== DIRECTIONS ==
Give back the data below word for word. Any image in it should be left out.

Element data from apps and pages
»»

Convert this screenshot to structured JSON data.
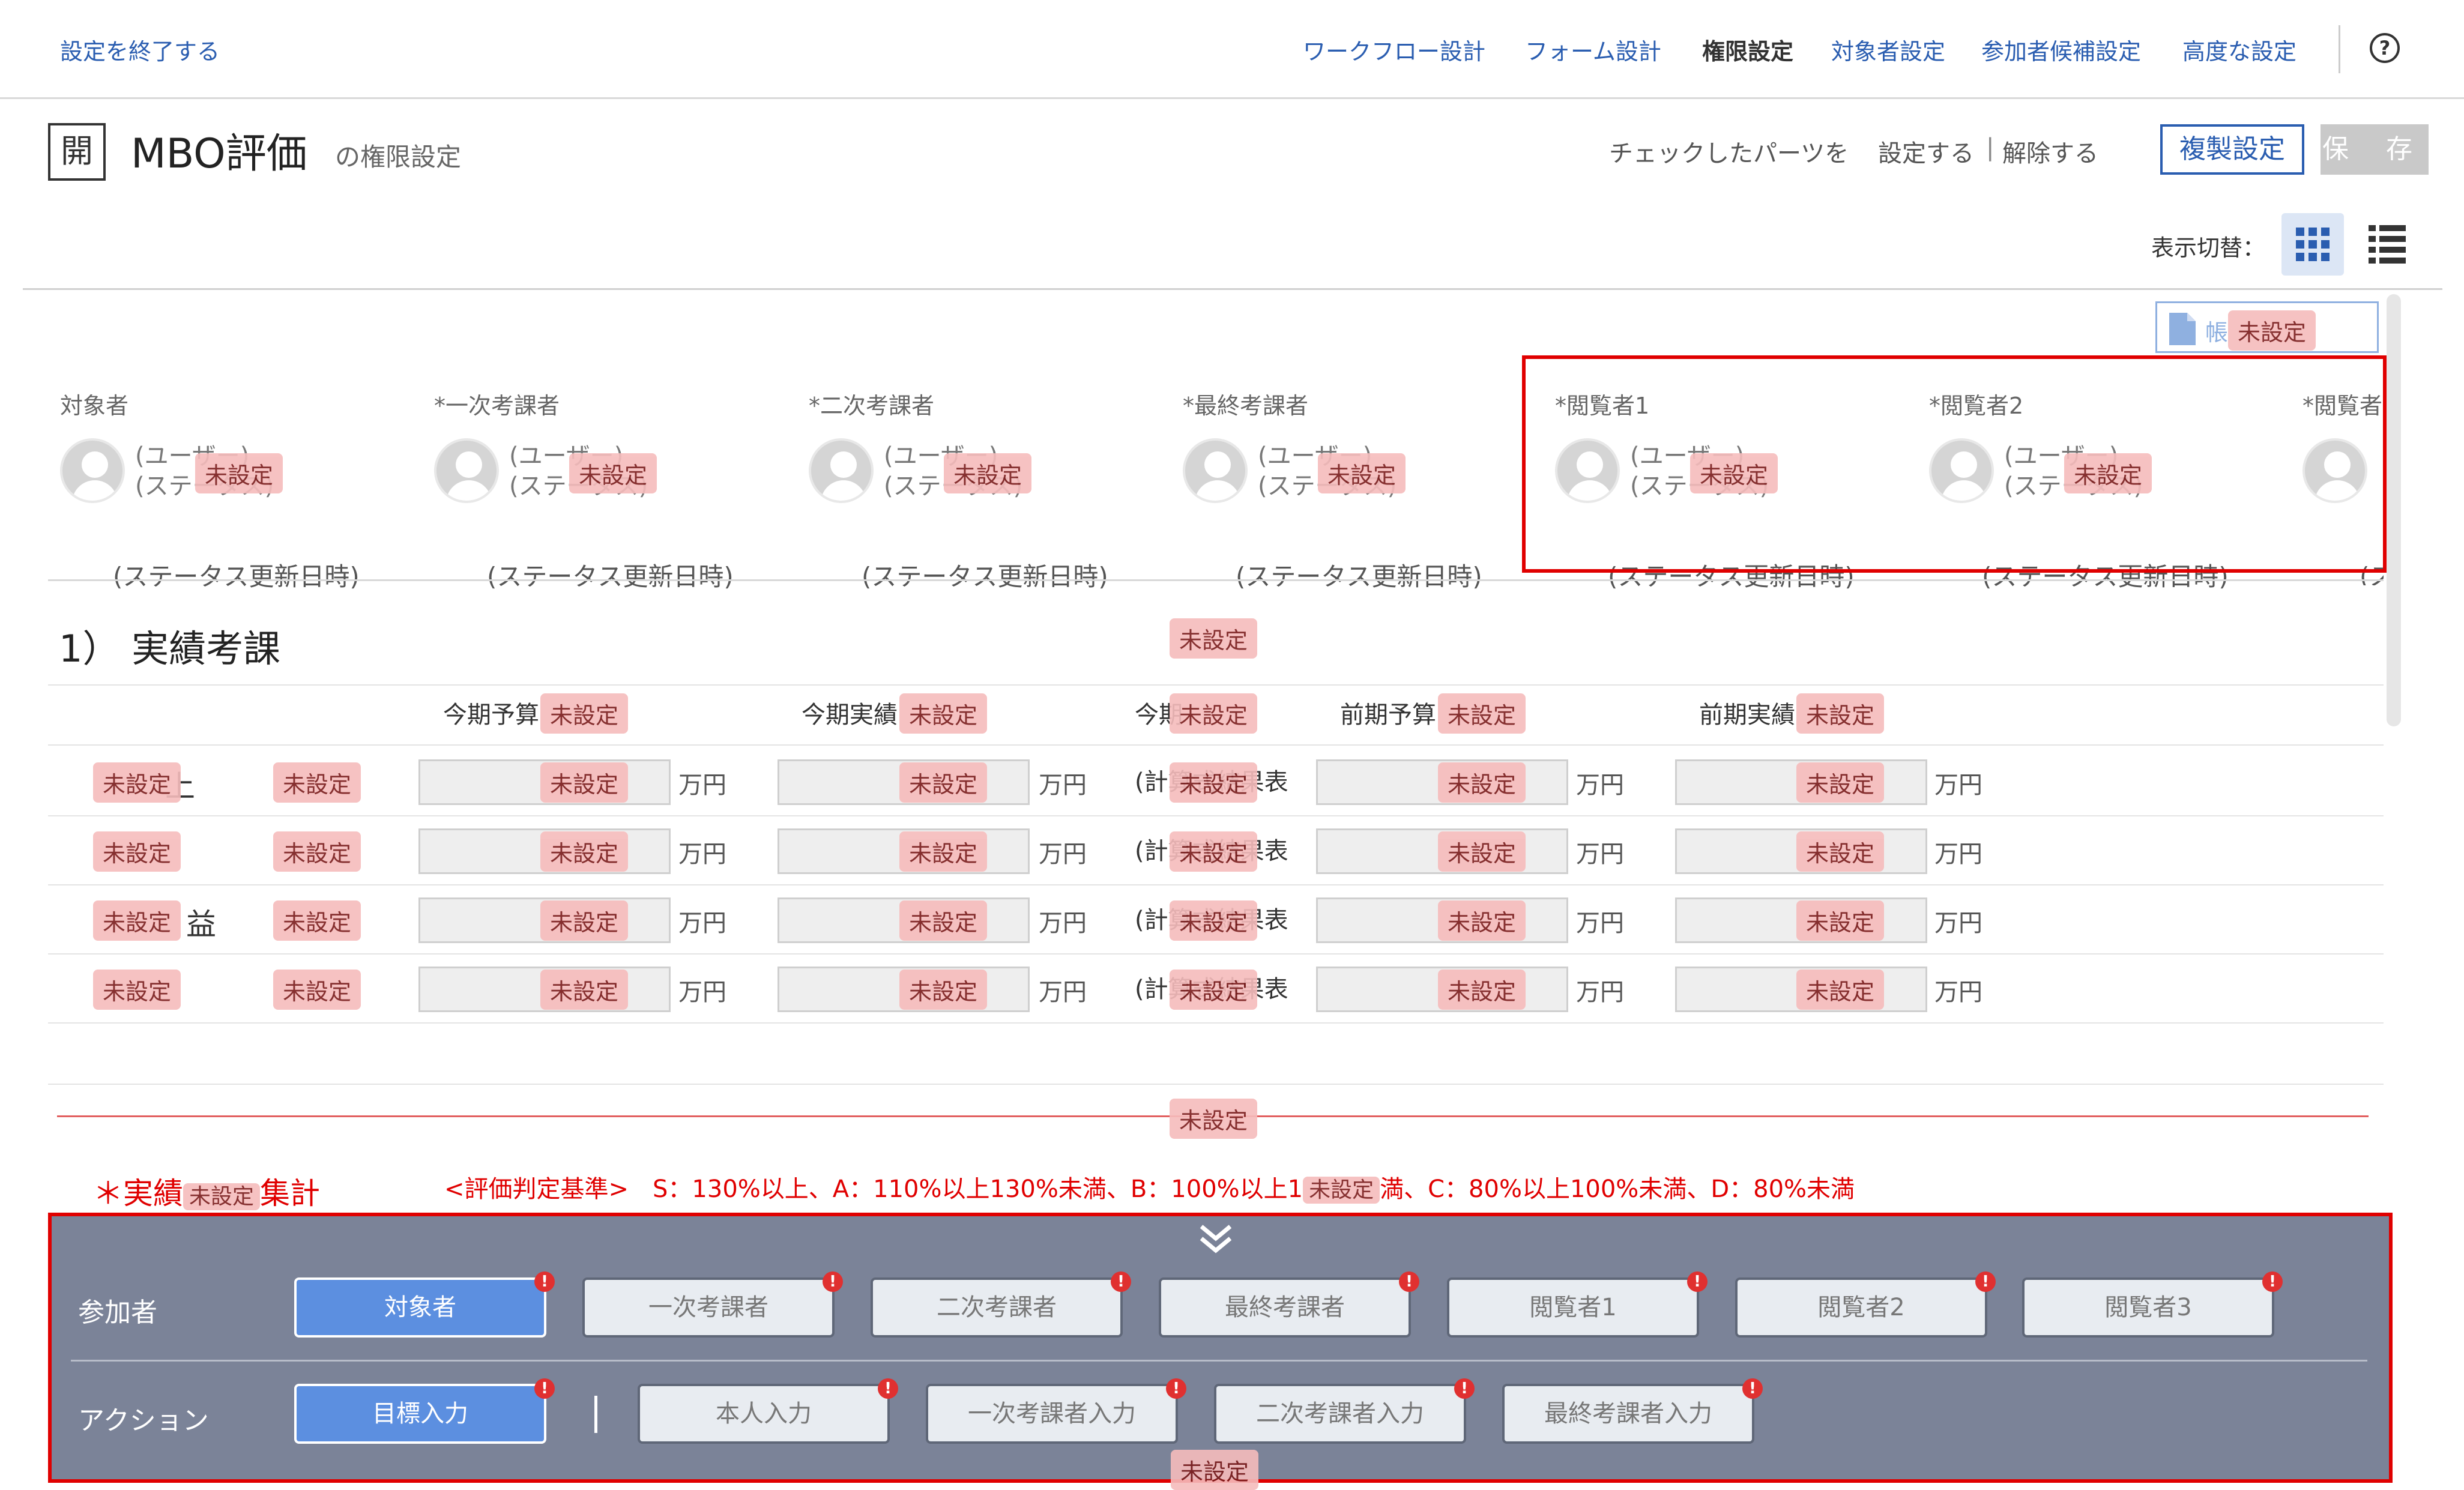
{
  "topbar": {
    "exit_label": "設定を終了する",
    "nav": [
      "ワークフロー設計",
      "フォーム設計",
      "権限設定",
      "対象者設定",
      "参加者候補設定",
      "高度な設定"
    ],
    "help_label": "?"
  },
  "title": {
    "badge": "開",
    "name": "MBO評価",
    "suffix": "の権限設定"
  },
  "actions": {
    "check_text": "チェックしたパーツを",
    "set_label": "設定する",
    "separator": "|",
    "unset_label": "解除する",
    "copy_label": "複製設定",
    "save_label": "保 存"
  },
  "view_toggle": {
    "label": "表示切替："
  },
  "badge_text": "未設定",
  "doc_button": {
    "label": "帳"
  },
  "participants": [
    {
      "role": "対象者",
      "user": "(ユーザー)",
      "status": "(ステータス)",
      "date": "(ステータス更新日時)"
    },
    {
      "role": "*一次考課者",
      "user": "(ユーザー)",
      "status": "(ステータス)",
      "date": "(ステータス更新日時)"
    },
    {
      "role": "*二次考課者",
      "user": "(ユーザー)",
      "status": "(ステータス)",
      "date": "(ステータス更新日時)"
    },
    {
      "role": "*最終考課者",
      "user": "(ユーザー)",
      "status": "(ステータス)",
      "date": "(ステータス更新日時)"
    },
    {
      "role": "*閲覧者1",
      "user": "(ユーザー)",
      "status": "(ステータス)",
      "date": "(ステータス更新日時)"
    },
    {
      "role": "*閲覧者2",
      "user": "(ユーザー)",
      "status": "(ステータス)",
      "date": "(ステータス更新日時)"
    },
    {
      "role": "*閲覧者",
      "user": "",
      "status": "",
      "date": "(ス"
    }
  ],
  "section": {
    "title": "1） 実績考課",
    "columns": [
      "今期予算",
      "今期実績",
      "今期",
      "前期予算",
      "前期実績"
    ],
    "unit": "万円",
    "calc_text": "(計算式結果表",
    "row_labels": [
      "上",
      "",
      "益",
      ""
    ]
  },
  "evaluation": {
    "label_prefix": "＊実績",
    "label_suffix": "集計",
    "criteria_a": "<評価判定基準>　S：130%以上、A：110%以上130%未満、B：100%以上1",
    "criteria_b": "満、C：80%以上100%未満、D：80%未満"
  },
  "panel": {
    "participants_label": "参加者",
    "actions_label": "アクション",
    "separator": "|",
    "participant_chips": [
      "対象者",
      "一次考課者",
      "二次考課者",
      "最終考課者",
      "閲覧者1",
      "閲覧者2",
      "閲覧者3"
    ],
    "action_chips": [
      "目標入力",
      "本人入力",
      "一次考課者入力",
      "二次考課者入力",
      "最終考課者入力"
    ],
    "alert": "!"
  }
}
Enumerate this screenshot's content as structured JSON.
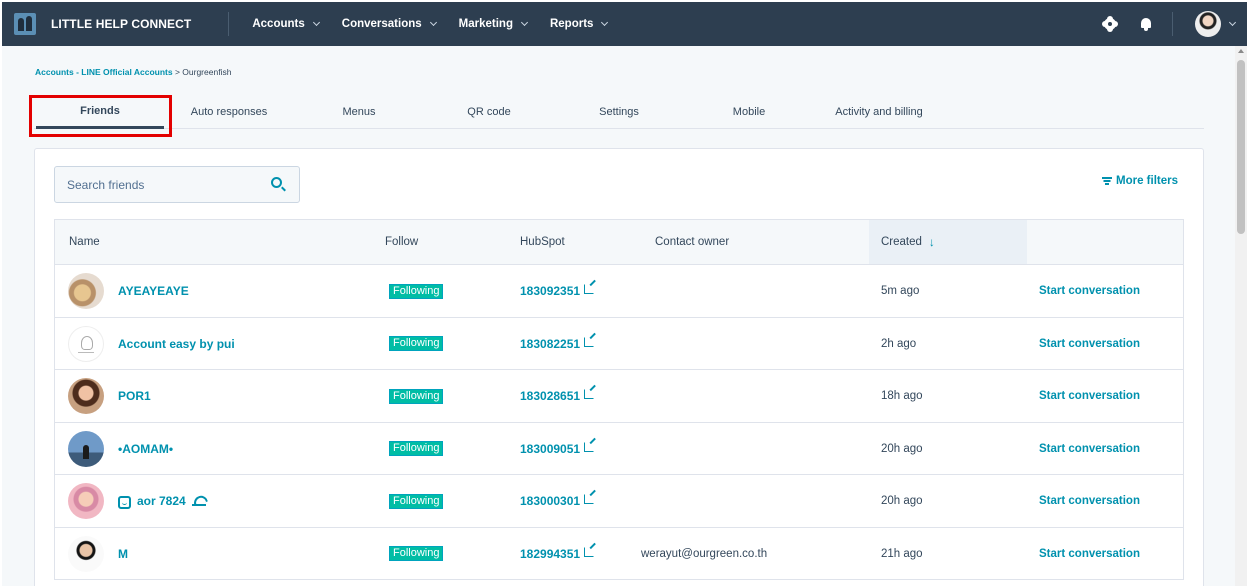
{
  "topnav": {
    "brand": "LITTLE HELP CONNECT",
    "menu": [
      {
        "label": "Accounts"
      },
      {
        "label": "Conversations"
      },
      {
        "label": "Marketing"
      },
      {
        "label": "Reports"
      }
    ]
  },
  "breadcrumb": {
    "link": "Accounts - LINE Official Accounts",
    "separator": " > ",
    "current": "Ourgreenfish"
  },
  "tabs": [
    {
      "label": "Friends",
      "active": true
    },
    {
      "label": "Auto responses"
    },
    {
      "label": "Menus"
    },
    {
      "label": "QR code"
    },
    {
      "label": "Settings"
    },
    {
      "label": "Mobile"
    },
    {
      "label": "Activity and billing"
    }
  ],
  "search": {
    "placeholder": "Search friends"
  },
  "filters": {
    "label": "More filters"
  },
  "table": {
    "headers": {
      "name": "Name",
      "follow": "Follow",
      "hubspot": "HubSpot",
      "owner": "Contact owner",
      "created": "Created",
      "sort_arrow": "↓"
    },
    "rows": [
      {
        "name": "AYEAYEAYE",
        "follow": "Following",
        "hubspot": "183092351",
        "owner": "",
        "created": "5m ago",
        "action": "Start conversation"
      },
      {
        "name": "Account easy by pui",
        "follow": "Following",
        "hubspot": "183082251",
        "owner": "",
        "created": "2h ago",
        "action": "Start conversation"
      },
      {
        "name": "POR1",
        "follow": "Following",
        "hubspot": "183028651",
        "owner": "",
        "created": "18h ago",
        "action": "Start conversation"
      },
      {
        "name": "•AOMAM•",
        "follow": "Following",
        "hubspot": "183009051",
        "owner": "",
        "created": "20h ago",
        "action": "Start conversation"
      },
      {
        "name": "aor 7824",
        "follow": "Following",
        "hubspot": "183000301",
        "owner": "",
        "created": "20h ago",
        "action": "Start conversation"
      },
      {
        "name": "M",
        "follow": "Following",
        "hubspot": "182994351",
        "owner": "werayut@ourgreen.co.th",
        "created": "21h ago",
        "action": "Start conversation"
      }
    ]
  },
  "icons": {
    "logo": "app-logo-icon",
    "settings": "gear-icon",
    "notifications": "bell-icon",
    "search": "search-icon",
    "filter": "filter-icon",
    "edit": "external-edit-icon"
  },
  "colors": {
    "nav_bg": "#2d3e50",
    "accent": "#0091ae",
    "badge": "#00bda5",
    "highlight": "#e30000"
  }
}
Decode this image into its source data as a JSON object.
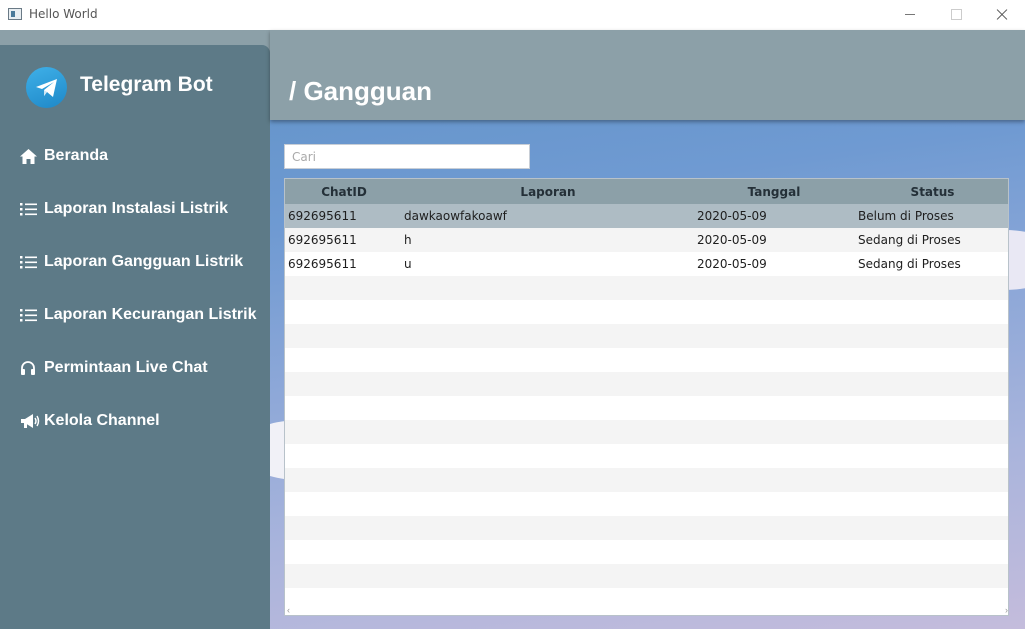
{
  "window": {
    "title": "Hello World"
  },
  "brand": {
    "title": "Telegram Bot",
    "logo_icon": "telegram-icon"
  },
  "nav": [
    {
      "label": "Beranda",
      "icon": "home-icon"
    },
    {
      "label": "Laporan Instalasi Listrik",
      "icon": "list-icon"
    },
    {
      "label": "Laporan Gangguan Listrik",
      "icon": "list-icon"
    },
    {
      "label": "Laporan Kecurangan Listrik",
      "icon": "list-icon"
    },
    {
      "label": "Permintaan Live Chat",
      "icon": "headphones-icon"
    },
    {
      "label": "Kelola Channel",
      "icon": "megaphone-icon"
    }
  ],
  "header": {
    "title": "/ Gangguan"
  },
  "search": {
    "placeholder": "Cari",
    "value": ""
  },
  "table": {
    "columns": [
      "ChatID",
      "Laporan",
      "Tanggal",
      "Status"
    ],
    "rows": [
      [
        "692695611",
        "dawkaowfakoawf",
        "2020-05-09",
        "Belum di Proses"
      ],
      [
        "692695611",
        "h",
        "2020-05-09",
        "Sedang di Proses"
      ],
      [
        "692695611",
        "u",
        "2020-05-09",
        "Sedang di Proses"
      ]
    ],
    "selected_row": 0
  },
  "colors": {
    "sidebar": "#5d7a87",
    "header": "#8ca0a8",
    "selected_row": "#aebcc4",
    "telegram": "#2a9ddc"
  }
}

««

== OUTPUT OF THE EXERCISE ==
Convert this screenshot to structured JSON data.
{
  "topbar": {
    "exit_label": "設定を終了する",
    "nav": [
      "ワークフロー設計",
      "フォーム設計",
      "権限設定",
      "対象者設定",
      "参加者候補設定",
      "高度な設定"
    ],
    "help_label": "?"
  },
  "title": {
    "badge": "開",
    "name": "MBO評価",
    "suffix": "の権限設定"
  },
  "actions": {
    "check_text": "チェックしたパーツを",
    "set_label": "設定する",
    "separator": "|",
    "unset_label": "解除する",
    "copy_label": "複製設定",
    "save_label": "保 存"
  },
  "view_toggle": {
    "label": "表示切替："
  },
  "badge_text": "未設定",
  "doc_button": {
    "label": "帳"
  },
  "participants": [
    {
      "role": "対象者",
      "user": "(ユーザー)",
      "status": "(ステータス)",
      "date": "(ステータス更新日時)"
    },
    {
      "role": "*一次考課者",
      "user": "(ユーザー)",
      "status": "(ステータス)",
      "date": "(ステータス更新日時)"
    },
    {
      "role": "*二次考課者",
      "user": "(ユーザー)",
      "status": "(ステータス)",
      "date": "(ステータス更新日時)"
    },
    {
      "role": "*最終考課者",
      "user": "(ユーザー)",
      "status": "(ステータス)",
      "date": "(ステータス更新日時)"
    },
    {
      "role": "*閲覧者1",
      "user": "(ユーザー)",
      "status": "(ステータス)",
      "date": "(ステータス更新日時)"
    },
    {
      "role": "*閲覧者2",
      "user": "(ユーザー)",
      "status": "(ステータス)",
      "date": "(ステータス更新日時)"
    },
    {
      "role": "*閲覧者",
      "user": "",
      "status": "",
      "date": "(ス"
    }
  ],
  "section": {
    "title": "1） 実績考課",
    "columns": [
      "今期予算",
      "今期実績",
      "今期",
      "前期予算",
      "前期実績"
    ],
    "unit": "万円",
    "calc_text": "(計算式結果表",
    "row_labels": [
      "上",
      "",
      "益",
      ""
    ]
  },
  "evaluation": {
    "label_prefix": "＊実績",
    "label_suffix": "集計",
    "criteria_a": "<評価判定基準>　S：130%以上、A：110%以上130%未満、B：100%以上1",
    "criteria_b": "満、C：80%以上100%未満、D：80%未満"
  },
  "panel": {
    "participants_label": "参加者",
    "actions_label": "アクション",
    "separator": "|",
    "participant_chips": [
      "対象者",
      "一次考課者",
      "二次考課者",
      "最終考課者",
      "閲覧者1",
      "閲覧者2",
      "閲覧者3"
    ],
    "action_chips": [
      "目標入力",
      "本人入力",
      "一次考課者入力",
      "二次考課者入力",
      "最終考課者入力"
    ],
    "alert": "!"
  }
}
Enumerate this screenshot's content as structured JSON.
{
  "topnav": {
    "brand": "LITTLE HELP CONNECT",
    "menu": [
      {
        "label": "Accounts"
      },
      {
        "label": "Conversations"
      },
      {
        "label": "Marketing"
      },
      {
        "label": "Reports"
      }
    ]
  },
  "breadcrumb": {
    "link": "Accounts - LINE Official Accounts",
    "separator": " > ",
    "current": "Ourgreenfish"
  },
  "tabs": [
    {
      "label": "Friends",
      "active": true
    },
    {
      "label": "Auto responses"
    },
    {
      "label": "Menus"
    },
    {
      "label": "QR code"
    },
    {
      "label": "Settings"
    },
    {
      "label": "Mobile"
    },
    {
      "label": "Activity and billing"
    }
  ],
  "search": {
    "placeholder": "Search friends"
  },
  "filters": {
    "label": "More filters"
  },
  "table": {
    "headers": {
      "name": "Name",
      "follow": "Follow",
      "hubspot": "HubSpot",
      "owner": "Contact owner",
      "created": "Created",
      "sort_arrow": "↓"
    },
    "rows": [
      {
        "name": "AYEAYEAYE",
        "follow": "Following",
        "hubspot": "183092351",
        "owner": "",
        "created": "5m ago",
        "action": "Start conversation"
      },
      {
        "name": "Account easy by pui",
        "follow": "Following",
        "hubspot": "183082251",
        "owner": "",
        "created": "2h ago",
        "action": "Start conversation"
      },
      {
        "name": "POR1",
        "follow": "Following",
        "hubspot": "183028651",
        "owner": "",
        "created": "18h ago",
        "action": "Start conversation"
      },
      {
        "name": "•AOMAM•",
        "follow": "Following",
        "hubspot": "183009051",
        "owner": "",
        "created": "20h ago",
        "action": "Start conversation"
      },
      {
        "name": "aor 7824",
        "follow": "Following",
        "hubspot": "183000301",
        "owner": "",
        "created": "20h ago",
        "action": "Start conversation"
      },
      {
        "name": "M",
        "follow": "Following",
        "hubspot": "182994351",
        "owner": "werayut@ourgreen.co.th",
        "created": "21h ago",
        "action": "Start conversation"
      }
    ]
  },
  "icons": {
    "logo": "app-logo-icon",
    "settings": "gear-icon",
    "notifications": "bell-icon",
    "search": "search-icon",
    "filter": "filter-icon",
    "edit": "external-edit-icon"
  },
  "colors": {
    "nav_bg": "#2d3e50",
    "accent": "#0091ae",
    "badge": "#00bda5",
    "highlight": "#e30000"
  }
}
Decode this image into its source data as a JSON object.
{
  "window": {
    "title": "Hello World"
  },
  "brand": {
    "title": "Telegram Bot",
    "logo_icon": "telegram-icon"
  },
  "nav": [
    {
      "label": "Beranda",
      "icon": "home-icon"
    },
    {
      "label": "Laporan Instalasi Listrik",
      "icon": "list-icon"
    },
    {
      "label": "Laporan Gangguan Listrik",
      "icon": "list-icon"
    },
    {
      "label": "Laporan Kecurangan Listrik",
      "icon": "list-icon"
    },
    {
      "label": "Permintaan Live Chat",
      "icon": "headphones-icon"
    },
    {
      "label": "Kelola Channel",
      "icon": "megaphone-icon"
    }
  ],
  "header": {
    "title": "/ Gangguan"
  },
  "search": {
    "placeholder": "Cari",
    "value": ""
  },
  "table": {
    "columns": [
      "ChatID",
      "Laporan",
      "Tanggal",
      "Status"
    ],
    "rows": [
      [
        "692695611",
        "dawkaowfakoawf",
        "2020-05-09",
        "Belum di Proses"
      ],
      [
        "692695611",
        "h",
        "2020-05-09",
        "Sedang di Proses"
      ],
      [
        "692695611",
        "u",
        "2020-05-09",
        "Sedang di Proses"
      ]
    ],
    "selected_row": 0
  },
  "colors": {
    "sidebar": "#5d7a87",
    "header": "#8ca0a8",
    "selected_row": "#aebcc4",
    "telegram": "#2a9ddc"
  }
}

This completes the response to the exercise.